Once the team is in the shadow of the stadium, they have to defend a small bridge against a flood of Imulsion-chucking Lambent enemies. This was the only part of Act I where it seemed like the gameplay design stuttered. There’s not enough cover to go around, and the Imulsion fireballs ignore it anyway — I found it nearly impossible to stay on my feet for more than a couple seconds. This problem was alleviated by a phenomenon that seems to define gameplay in Gears 3: with three teammates always at hand, revives were plentiful. Even so, it was easy to get trapped in a stun-lock cycle of revive-die-revive-die-etc. Eventually, the Lambent were dispensed with and we were able to move into the stadium.
Upon reaching the safety of this cavernous building, Cole is even more in his element than before.
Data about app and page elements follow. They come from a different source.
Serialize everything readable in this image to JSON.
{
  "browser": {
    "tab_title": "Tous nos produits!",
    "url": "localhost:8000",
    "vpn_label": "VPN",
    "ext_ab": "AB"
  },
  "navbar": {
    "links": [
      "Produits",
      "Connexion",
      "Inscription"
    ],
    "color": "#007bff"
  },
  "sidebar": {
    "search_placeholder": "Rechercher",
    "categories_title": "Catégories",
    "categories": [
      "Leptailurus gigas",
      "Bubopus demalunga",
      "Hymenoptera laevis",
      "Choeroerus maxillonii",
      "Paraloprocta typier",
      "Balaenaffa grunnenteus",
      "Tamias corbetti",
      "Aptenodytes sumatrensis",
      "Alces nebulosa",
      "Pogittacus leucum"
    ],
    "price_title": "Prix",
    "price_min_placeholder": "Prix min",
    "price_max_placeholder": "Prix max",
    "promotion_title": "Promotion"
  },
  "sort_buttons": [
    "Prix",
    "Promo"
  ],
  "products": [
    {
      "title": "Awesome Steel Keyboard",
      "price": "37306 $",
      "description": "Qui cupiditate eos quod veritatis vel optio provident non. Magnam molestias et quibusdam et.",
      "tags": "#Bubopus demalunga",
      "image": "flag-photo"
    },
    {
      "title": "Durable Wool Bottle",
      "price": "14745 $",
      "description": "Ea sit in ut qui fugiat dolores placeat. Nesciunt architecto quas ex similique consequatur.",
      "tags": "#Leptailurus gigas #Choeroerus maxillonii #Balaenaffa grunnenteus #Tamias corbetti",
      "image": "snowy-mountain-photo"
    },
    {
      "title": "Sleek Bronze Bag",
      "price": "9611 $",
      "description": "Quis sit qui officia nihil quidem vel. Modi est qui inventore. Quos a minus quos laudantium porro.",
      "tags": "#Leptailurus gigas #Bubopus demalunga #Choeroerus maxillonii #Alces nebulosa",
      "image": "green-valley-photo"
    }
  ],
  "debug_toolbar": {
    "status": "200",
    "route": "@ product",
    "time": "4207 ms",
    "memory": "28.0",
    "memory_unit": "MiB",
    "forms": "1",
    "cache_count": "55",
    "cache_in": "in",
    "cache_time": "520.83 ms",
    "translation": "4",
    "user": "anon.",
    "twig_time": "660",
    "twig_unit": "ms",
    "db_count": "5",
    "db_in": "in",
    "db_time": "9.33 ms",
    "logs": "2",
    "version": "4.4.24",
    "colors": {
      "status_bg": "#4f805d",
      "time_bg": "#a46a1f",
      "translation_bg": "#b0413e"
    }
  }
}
Players are given another chance to mosey through an immaculately art-directed Stranded base, as people crowd around the Cole Train like plague victims around a benevolent medieval king. A meeting with the Stranded’s leader — a no-bullshit kind of lady — is cut short by the sudden arrival of a Lambent stalk.
This death-dealing menace is located right in the middle of the stadium’s playing field, and somebody’s going to have to deliver a bomb to its base. Cole volunteers, sensing a chance to relive some of his old glory, and the game switches to a sepia-toned filter, showing a pre-rendered scene of the soldier dodging Lambent on the way to the stalk, inter-cut with his memories of epic, touchdown-scoring runs. It sounds silly, but its actually kind of sad, and certainly effective in making Cole a more sympathetic character.
With the threat neutralized, it’s time to depart the stadium, which the team does by way of some conveniently placed ziplines. It is at this point that they learn of Marcus’ distress aboard the Sovereign, and make their way to the bridge in order to try and save the day.
Having ascended to the roadbed, the team has the game’s first run-in with so-called “Savage Locust,” unmutated grubs gone feral after the demise of their queen. Players will have to fight their way through a heavily mined and turreted defensive position, acquiring the bayonet-equipped “Retro Lancer” in the process.
The Lambent Leviathan is still threatening to eat the COG ship, though, which means that Cole’s shore party needs a way to stop it. Baird, always the source of deus ex machina MacGyver solutions, is dutifully called upon, and he dreams up a plan to dump a shipping container full of explosive Locust larvae on the rampaging tentacle beast. After some more frenetic firefights in the belly of the bridge, the container is dumped, and the adversary destroyed. Act I ends, like all good video game acts, on a giant explosion.
Later in the day, we also got a chance to try some of Gears 3′s Arcade mode co-op. Repeating most of Marcus’ segment on the ship, this proved to be an amusing challenge, with a running score total in the corner exhorting everyone to poach kills and race ahead as much as possible. Keeping your multiplier going by staying undamaged was the surest way to big scores, so this kind of eagerness had a drawback. It reaped huge dividends by the time the Silverbacks appeared though — how anyone is supposed to win without getting one at the end is beyond me. There are only two available, and four players. Despite this hiccup, however, Arcade mode seems like an exciting way to extend the life of the game, especially if you’ve got a good crew of friends you can sh*t-talk and jostle on your way up the standings.
For more Gears of War 3 coverage, please also see our Ron Fergusson video interview, our report on the game’s Easter Eggs, our co-op preview, and our accounts of the game’s mutators, adjusted difficulty levels, and 3D graphics.